### TASK GOAL
Across the entries, how many lines have the string "content" in them? Reply with only a number.

### PROVIDED DATA
---

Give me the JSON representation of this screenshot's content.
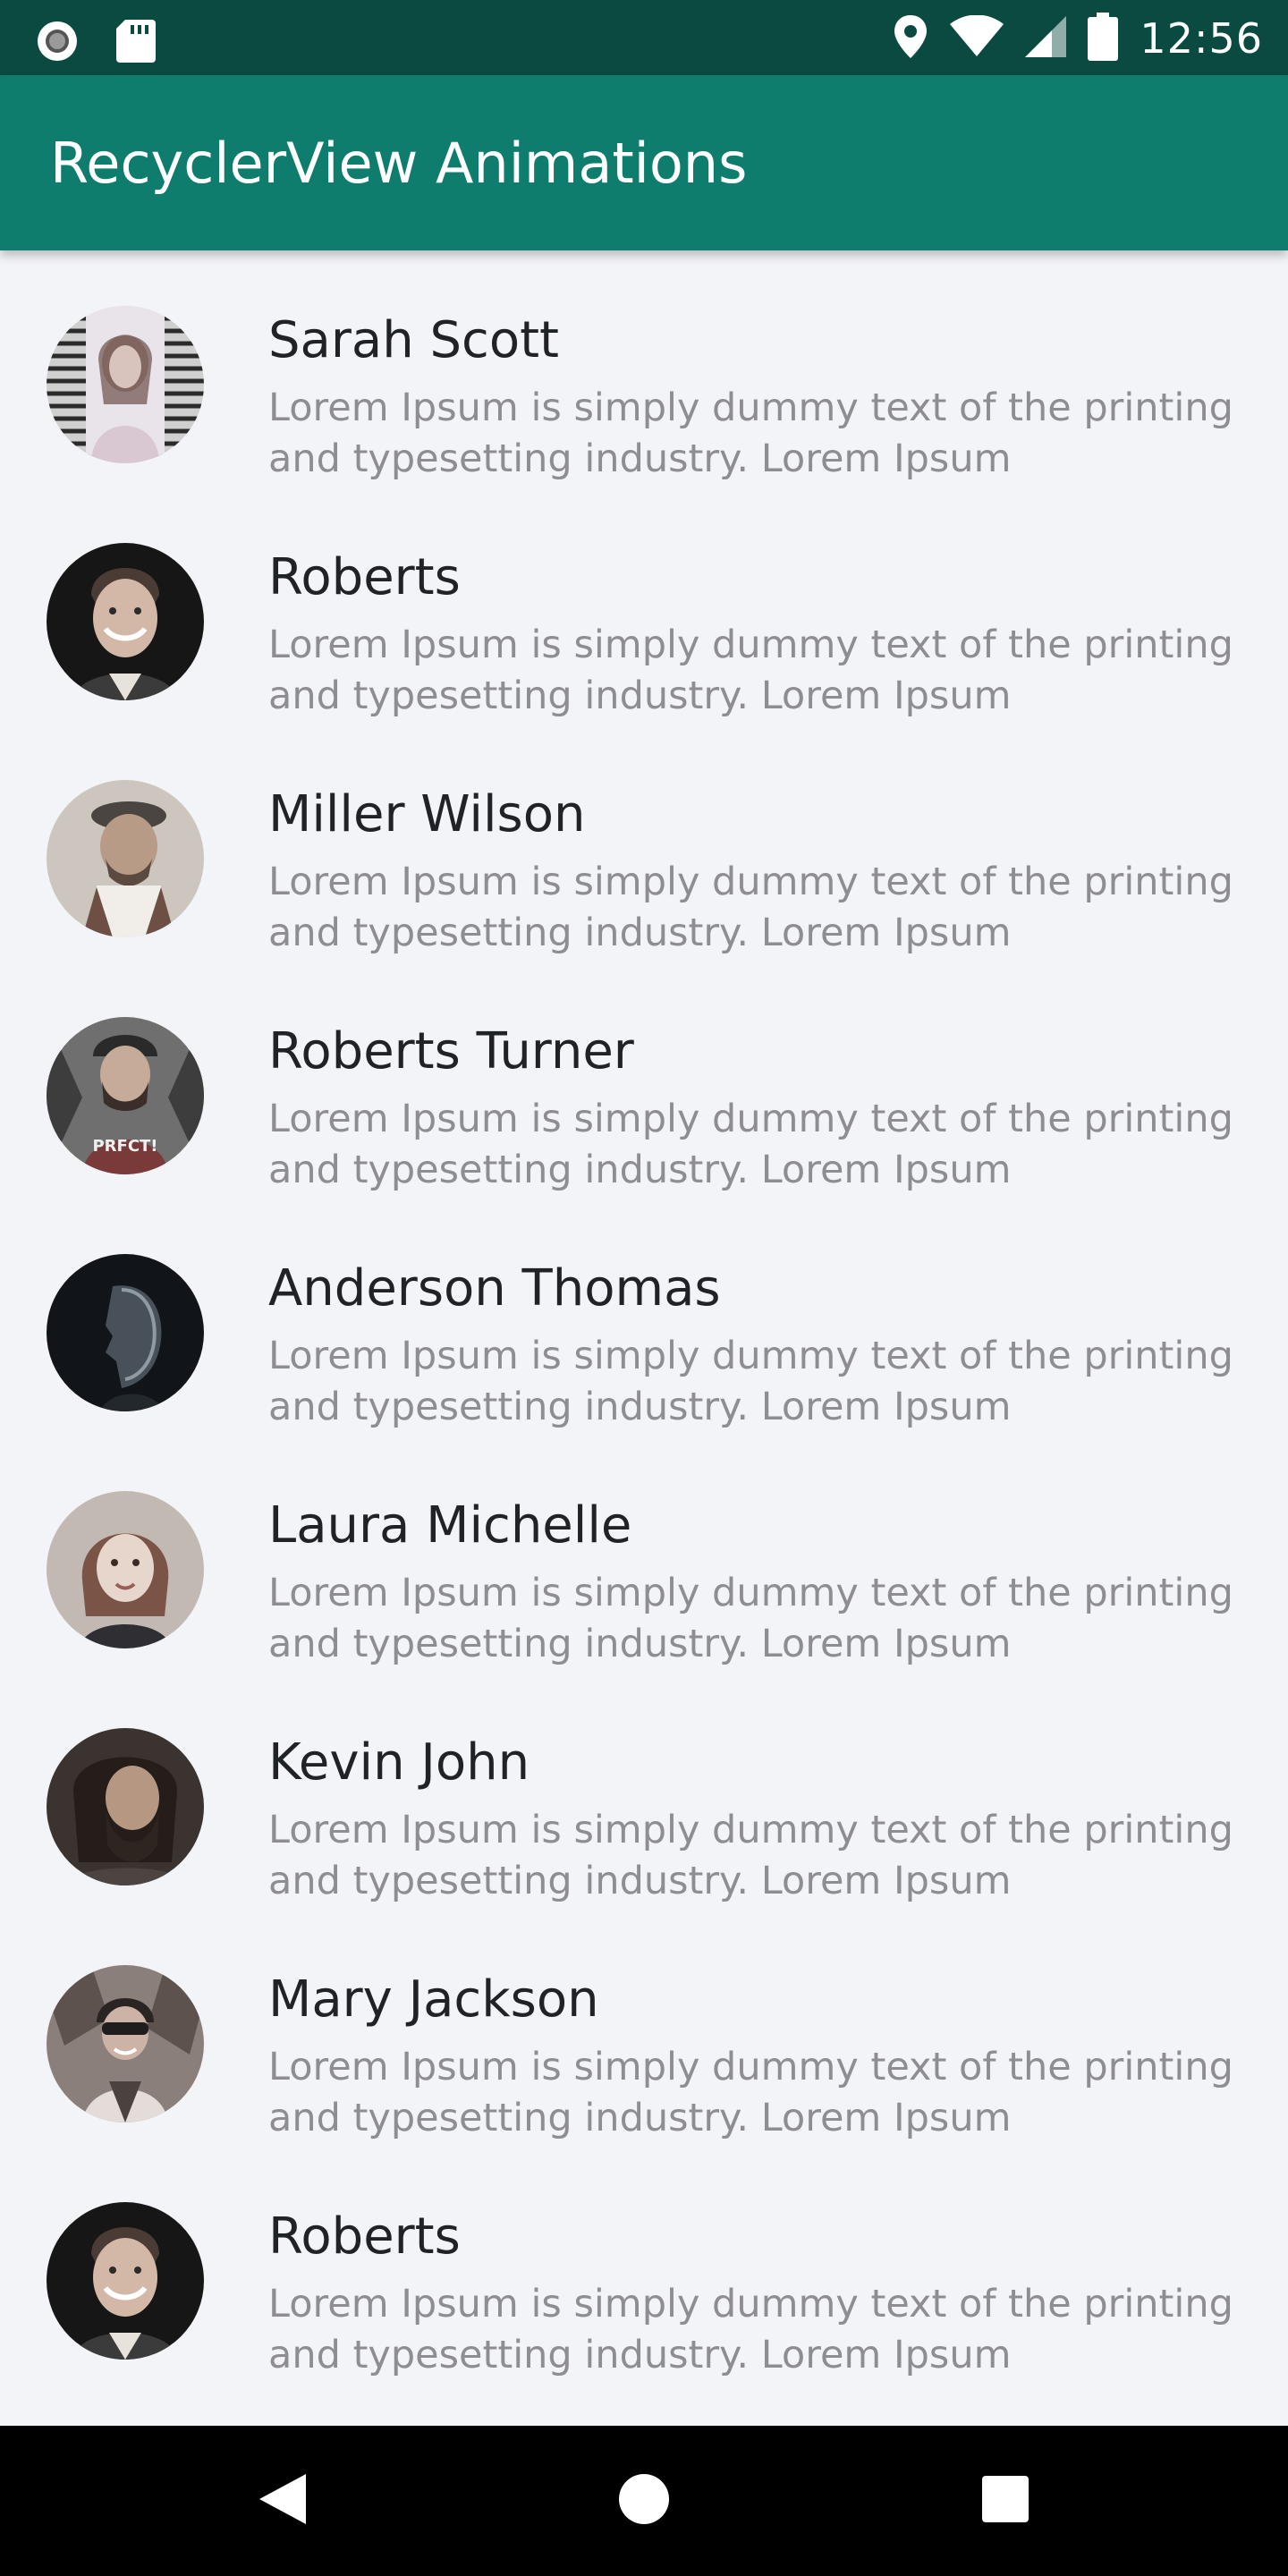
{
  "status_bar": {
    "time": "12:56",
    "icons": [
      "record-icon",
      "sd-card-icon",
      "location-icon",
      "wifi-icon",
      "signal-icon",
      "battery-icon"
    ]
  },
  "app_bar": {
    "title": "RecyclerView Animations",
    "color": "#0f7d6e"
  },
  "list": {
    "items": [
      {
        "name": "Sarah Scott",
        "description": "Lorem Ipsum is simply dummy text of the printing and typesetting industry. Lorem Ipsum"
      },
      {
        "name": "Roberts",
        "description": "Lorem Ipsum is simply dummy text of the printing and typesetting industry. Lorem Ipsum"
      },
      {
        "name": "Miller Wilson",
        "description": "Lorem Ipsum is simply dummy text of the printing and typesetting industry. Lorem Ipsum"
      },
      {
        "name": "Roberts Turner",
        "description": "Lorem Ipsum is simply dummy text of the printing and typesetting industry. Lorem Ipsum"
      },
      {
        "name": "Anderson Thomas",
        "description": "Lorem Ipsum is simply dummy text of the printing and typesetting industry. Lorem Ipsum"
      },
      {
        "name": "Laura Michelle",
        "description": "Lorem Ipsum is simply dummy text of the printing and typesetting industry. Lorem Ipsum"
      },
      {
        "name": "Kevin John",
        "description": "Lorem Ipsum is simply dummy text of the printing and typesetting industry. Lorem Ipsum"
      },
      {
        "name": "Mary Jackson",
        "description": "Lorem Ipsum is simply dummy text of the printing and typesetting industry. Lorem Ipsum"
      },
      {
        "name": "Roberts",
        "description": "Lorem Ipsum is simply dummy text of the printing and typesetting industry. Lorem Ipsum"
      }
    ]
  },
  "nav_bar": {
    "buttons": [
      "back-icon",
      "home-icon",
      "recents-icon"
    ]
  }
}
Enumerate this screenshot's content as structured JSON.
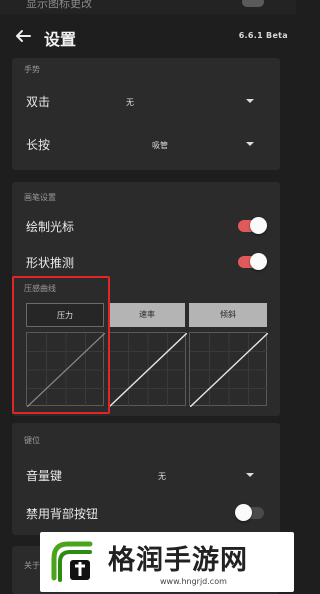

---

### TASK RESULT
2